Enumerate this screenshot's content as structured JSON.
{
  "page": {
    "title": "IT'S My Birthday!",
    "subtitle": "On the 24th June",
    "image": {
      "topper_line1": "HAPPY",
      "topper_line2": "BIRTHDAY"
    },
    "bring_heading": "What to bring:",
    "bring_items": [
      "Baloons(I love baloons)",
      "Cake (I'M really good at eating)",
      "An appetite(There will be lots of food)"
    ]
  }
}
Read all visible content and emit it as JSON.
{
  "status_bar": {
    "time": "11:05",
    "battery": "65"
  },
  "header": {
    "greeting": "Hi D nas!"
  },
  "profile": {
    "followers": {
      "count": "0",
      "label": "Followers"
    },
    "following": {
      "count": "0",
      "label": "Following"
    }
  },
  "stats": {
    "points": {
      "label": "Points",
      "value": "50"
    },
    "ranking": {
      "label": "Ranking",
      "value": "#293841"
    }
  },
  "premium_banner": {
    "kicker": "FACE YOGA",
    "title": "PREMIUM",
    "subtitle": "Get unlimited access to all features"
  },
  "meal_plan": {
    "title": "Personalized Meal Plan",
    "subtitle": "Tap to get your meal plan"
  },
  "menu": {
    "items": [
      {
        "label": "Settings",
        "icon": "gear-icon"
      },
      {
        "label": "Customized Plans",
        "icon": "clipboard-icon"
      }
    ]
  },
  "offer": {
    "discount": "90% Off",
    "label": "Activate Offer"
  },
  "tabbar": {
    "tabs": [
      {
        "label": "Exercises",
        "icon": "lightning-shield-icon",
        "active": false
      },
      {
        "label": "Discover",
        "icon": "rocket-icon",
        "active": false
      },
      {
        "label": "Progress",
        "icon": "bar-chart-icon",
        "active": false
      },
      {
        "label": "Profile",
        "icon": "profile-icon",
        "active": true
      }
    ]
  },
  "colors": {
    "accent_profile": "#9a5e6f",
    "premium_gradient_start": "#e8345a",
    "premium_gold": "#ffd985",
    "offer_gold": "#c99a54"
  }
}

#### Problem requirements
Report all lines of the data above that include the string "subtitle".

#### Answer to this problem
    "subtitle": "On the 24th June",
    "subtitle": "Get unlimited access to all features"
    "subtitle": "Tap to get your meal plan"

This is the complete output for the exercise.